What is extraordinary about this ECJ ruling, and what makes it so significant, is the decision that no value replacement is owed by the consumer, even if the withdrawal occurs after the work has been completed and after significant material costs have been incurred by the service provider.

This finding has the potential to fundamentally change the rules of the game. In the past, service providers and craftsmen could at least hope to be reimbursed for the cost of materials if a customer canceled his contract. Now this ruling makes it clear: even this hope is no longer justified. And this applies regardless of how extensive the work was or how high the material costs turned out to be.

The consequence? Companies could be stuck with the entire cost, even after they have fully performed their services. This is a serious change in consumer law that poses significant financial risks for service providers, craftsmen and freelancers.

This decision should set alarm bells ringing for anyone offering their services to consumers. It is an urgent reminder to scrutinize and adjust your own contracts and business practices. In light of this new legal situation, it is of utmost importance that anyone offering their services to consumers is fully aware of their rights and obligations.

Risk prevention and strategy adaptation: the urgent need to adapt your contracts

In view of these profound effects and the possible massive financial consequences, I urgently appeal to you: check your contracts for correct revocation instructions. This may be a challenging task, but the lack of such instruction can result in serious and avoidable financial consequences.

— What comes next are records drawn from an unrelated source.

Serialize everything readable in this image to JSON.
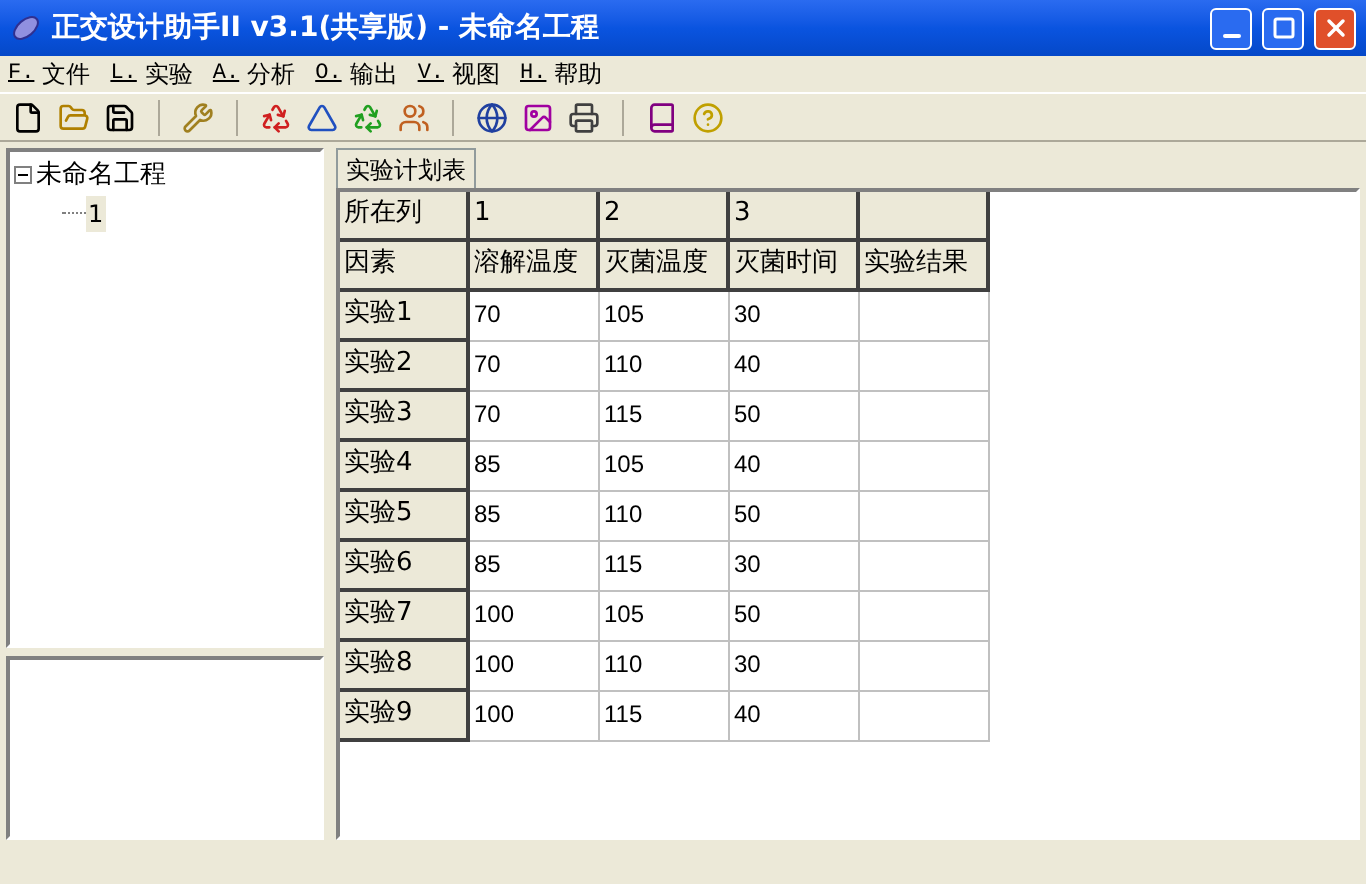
{
  "window": {
    "title": "正交设计助手II v3.1(共享版) - 未命名工程"
  },
  "menu": [
    {
      "key": "F.",
      "label": "文件"
    },
    {
      "key": "L.",
      "label": "实验"
    },
    {
      "key": "A.",
      "label": "分析"
    },
    {
      "key": "O.",
      "label": "输出"
    },
    {
      "key": "V.",
      "label": "视图"
    },
    {
      "key": "H.",
      "label": "帮助"
    }
  ],
  "tree": {
    "label": "未命名工程",
    "expanded": true,
    "children": [
      {
        "label": "1",
        "selected": true
      }
    ]
  },
  "tabs": [
    {
      "label": "实验计划表",
      "selected": true
    }
  ],
  "table": {
    "column_row": {
      "label": "所在列",
      "cells": [
        "1",
        "2",
        "3"
      ]
    },
    "factor_row": {
      "label": "因素",
      "cells": [
        "溶解温度",
        "灭菌温度",
        "灭菌时间",
        "实验结果"
      ]
    },
    "rows": [
      {
        "label": "实验1",
        "values": [
          "70",
          "105",
          "30"
        ]
      },
      {
        "label": "实验2",
        "values": [
          "70",
          "110",
          "40"
        ]
      },
      {
        "label": "实验3",
        "values": [
          "70",
          "115",
          "50"
        ]
      },
      {
        "label": "实验4",
        "values": [
          "85",
          "105",
          "40"
        ]
      },
      {
        "label": "实验5",
        "values": [
          "85",
          "110",
          "50"
        ]
      },
      {
        "label": "实验6",
        "values": [
          "85",
          "115",
          "30"
        ]
      },
      {
        "label": "实验7",
        "values": [
          "100",
          "105",
          "50"
        ]
      },
      {
        "label": "实验8",
        "values": [
          "100",
          "110",
          "30"
        ]
      },
      {
        "label": "实验9",
        "values": [
          "100",
          "115",
          "40"
        ]
      }
    ]
  }
}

It is not only important, but urgent that you act now. Not only do your existing contracts need to be adjusted, but your business practices could use an overhaul as well. One strategy, for example, could be to no longer sign contracts with end users directly at the customer’s home, but to invite them to your office or facility for a signing. This would mean that the right of withdrawal would not come into effect and the risks resulting from the ECJ ruling could be avoided.

At the same time, I recommend you think about other strategies to protect your business. The legal landscape has changed, and it’s important that you adapt and be prepared.

Stay tuned for more articles and resources in the coming days and weeks that will help you meet these legal requirements and protect your business. It is critical that you and your company are armed against potential legal risks. As always, I am available to answer your questions and guide you in this complex area.

Marian Härtel

Marian Härtel

Marian Härtel is a lawyer and entrepreneur specializing in copyright law, competition law and IT/IP law, with a focus on games, esports, media and blockchain.


03322 5078053